- “The modern scientific interpretation says that 60 million years ago molten basalt was forced through chalk beds, forming the distinctive columns we see today at the Giant’s Causeway. Let me state that this is a perfectly fair interpretation of the facts if you come to the matter from an agiantist perspective. Indeed, the giant rock hurling hypothesis does not require any significant modification to the existing scientific model.” – Geoff Lillis appeals to the National Trust to teach the controversy about the Giant’s Causeway.

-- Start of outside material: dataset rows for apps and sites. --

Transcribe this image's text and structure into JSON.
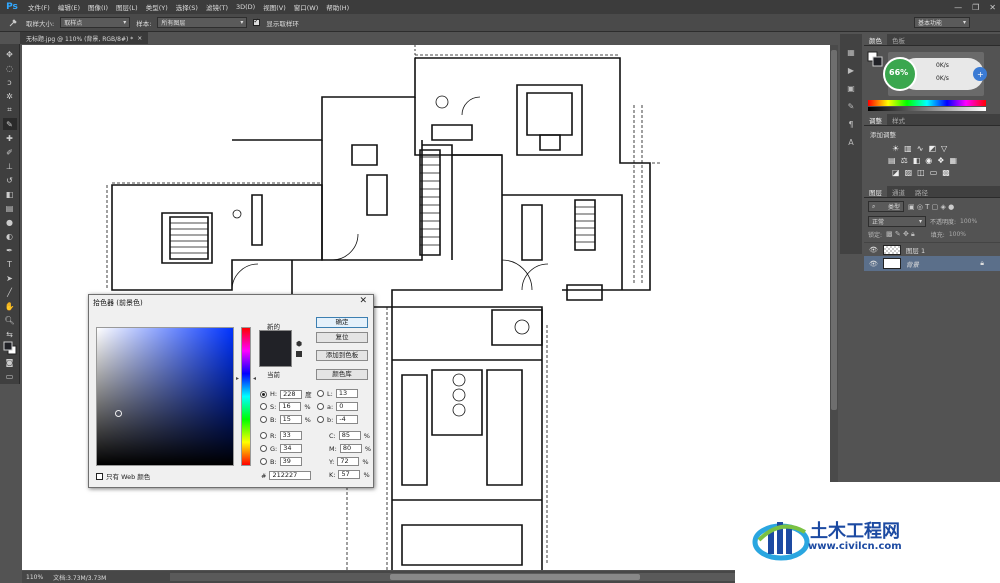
{
  "app": {
    "logo": "Ps",
    "menus": [
      "文件(F)",
      "编辑(E)",
      "图像(I)",
      "图层(L)",
      "类型(Y)",
      "选择(S)",
      "滤镜(T)",
      "3D(D)",
      "视图(V)",
      "窗口(W)",
      "帮助(H)"
    ],
    "window_controls": [
      "—",
      "❐",
      "✕"
    ]
  },
  "options_bar": {
    "sample_size_label": "取样大小:",
    "sample_size_value": "取样点",
    "sample_label": "样本:",
    "sample_value": "所有图层",
    "show_ring_label": "显示取样环",
    "workspace": "基本功能"
  },
  "document": {
    "tab_title": "无标题.jpg @ 110% (背景, RGB/8#) *",
    "zoom": "110%",
    "doc_size": "文档:3.73M/3.73M"
  },
  "panels": {
    "color_tabs": [
      "颜色",
      "色板"
    ],
    "net_percent": "66%",
    "net_up": "0K/s",
    "net_down": "0K/s",
    "adjust_tabs": [
      "调整",
      "样式"
    ],
    "adjust_label": "添加调整",
    "layer_tabs": [
      "图层",
      "通道",
      "路径"
    ],
    "layer_filter": "类型",
    "blend_mode": "正常",
    "opacity_label": "不透明度:",
    "opacity_value": "100%",
    "lock_label": "锁定:",
    "fill_label": "填充:",
    "fill_value": "100%",
    "layers": [
      {
        "name": "图层 1"
      },
      {
        "name": "背景"
      }
    ]
  },
  "picker": {
    "title": "拾色器 (前景色)",
    "new_label": "新的",
    "current_label": "当前",
    "buttons": {
      "ok": "确定",
      "reset": "复位",
      "add_swatch": "添加到色板",
      "library": "颜色库"
    },
    "web_only_label": "只有 Web 颜色",
    "hex_label": "#",
    "hex_value": "212227",
    "swatch_color": "#212227",
    "hsb": [
      {
        "label": "H:",
        "value": "228",
        "unit": "度"
      },
      {
        "label": "S:",
        "value": "16",
        "unit": "%"
      },
      {
        "label": "B:",
        "value": "15",
        "unit": "%"
      }
    ],
    "rgb": [
      {
        "label": "R:",
        "value": "33"
      },
      {
        "label": "G:",
        "value": "34"
      },
      {
        "label": "B:",
        "value": "39"
      }
    ],
    "lab": [
      {
        "label": "L:",
        "value": "13"
      },
      {
        "label": "a:",
        "value": "0"
      },
      {
        "label": "b:",
        "value": "-4"
      }
    ],
    "cmyk": [
      {
        "label": "C:",
        "value": "85",
        "unit": "%"
      },
      {
        "label": "M:",
        "value": "80",
        "unit": "%"
      },
      {
        "label": "Y:",
        "value": "72",
        "unit": "%"
      },
      {
        "label": "K:",
        "value": "57",
        "unit": "%"
      }
    ]
  },
  "watermark": {
    "brand": "土木工程网",
    "url": "www.civilcn.com"
  }
}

- “Not only are the ads incredibly misleading, they are also emotionally manipulative and factually inaccurate. And that is exactly the idea behind them; shame and scare. Now, I am prochoice but I respect the right of anyone to be against abortion on ethical or personal groups. But I reserve huge levels of fiery, dripping, biologically hazardous contempt for anyone who tries to justify their ideological position with bald faced lies and tries to bend science to fit their agenda, rather than the other way around” – David Robert Grimes follows up on his Irish Times piece about the Youth Defence billboards.
- “From an early age my dad made it perfectly clear that he considered god to be in the same group as Thomas the Tank Engine and Winnie the Pooh. If we asked what he thought happened after you died his answer was that you rot in the ground – he also referred to graveyards as ‘bone orchards’.” – Harry Guinness tells us why he is an atheist.
- “So what happened to the foreskin when it became detached from Jesus? Well it disappeared until the middles ages when several popped up all over Europe: Cathedral of Le Puy-en-Velay, Santiago de Compostela, the city of Antwerp, and churches in Besançon, Metz, Hildesheim, Charroux, Conques, Langres, Fécamp, Calcata, and two in Auvergne.” – Peter Ferguson discusses some astonishing mediaeval hypotheses about the fate of the Holy Prepuce. An incredibly busy blogger, Peter also has new posts this week on the Giant’s Causeway controversy, religious racism in the USA, marriage equality in Ireland and just what it takes for a Catholic bishop to get fired.
Two of our frequent contributors have non-atheist related stuff going on this week, which we’re sharing because it’s nice to be nice. Aoife wants us to consider funding her girlfriend’s ukulele album, while Geoff wants us to watch him get repeatedly punched in the face (in a good cause, of course).
That’s it for this week. Keep in touch with our goings on via our website, forum, Facebook, Twitter, or YouTube.
Editor, Secular Sunday
When will Atheist Ireland be organisng a “Men in Secularism” event?
…or am I being sexist for even asking?
Gavin, I don’t really know what you mean, from a male perspective I see religion as teaching girls in school as inferrior to males, to be submissive in their role within the church (every girl should aspire tobe like the virgin Mary) and then the church-law puting women below equal footing. This being taught/indoctrinated to children of both sexes.
Nevermind that the property valve of women from the original commandments is below the value of Oxen & slaves.
Sexism is taught to kids in christian schools, the segregation of kids into seperate groups/sex is almost like from the past, the segregation of black people from white people in S.A.
Just a few CC points without explaination:
-A woman cannot become a priest, instead a ‘devoted’ submissive Nun.
-A woman can’t marry a priest, doesn’t have the same value to take an active role in the church.
-Contraception, cases of Irish doctors refusing to give contraception injections to women.
-Divorce is against the catholic law, in most cases of abusive relationships, it’s against women, but a sin for them to seek a divorce.
-That case of a female teacher getting the sack for being pregnant by a seperated married man, because it was against the catholic schools’ ethos.
As a male I would like to hear the female perspective as well as the male perspective on the effects of religious sexism within our culture.
As rationlists there’s no denying that the Majority voices within Atheism in the past has/is male, even attendances at atheist events is rarely if ever less than 3to1, we’re a 50/50ish population.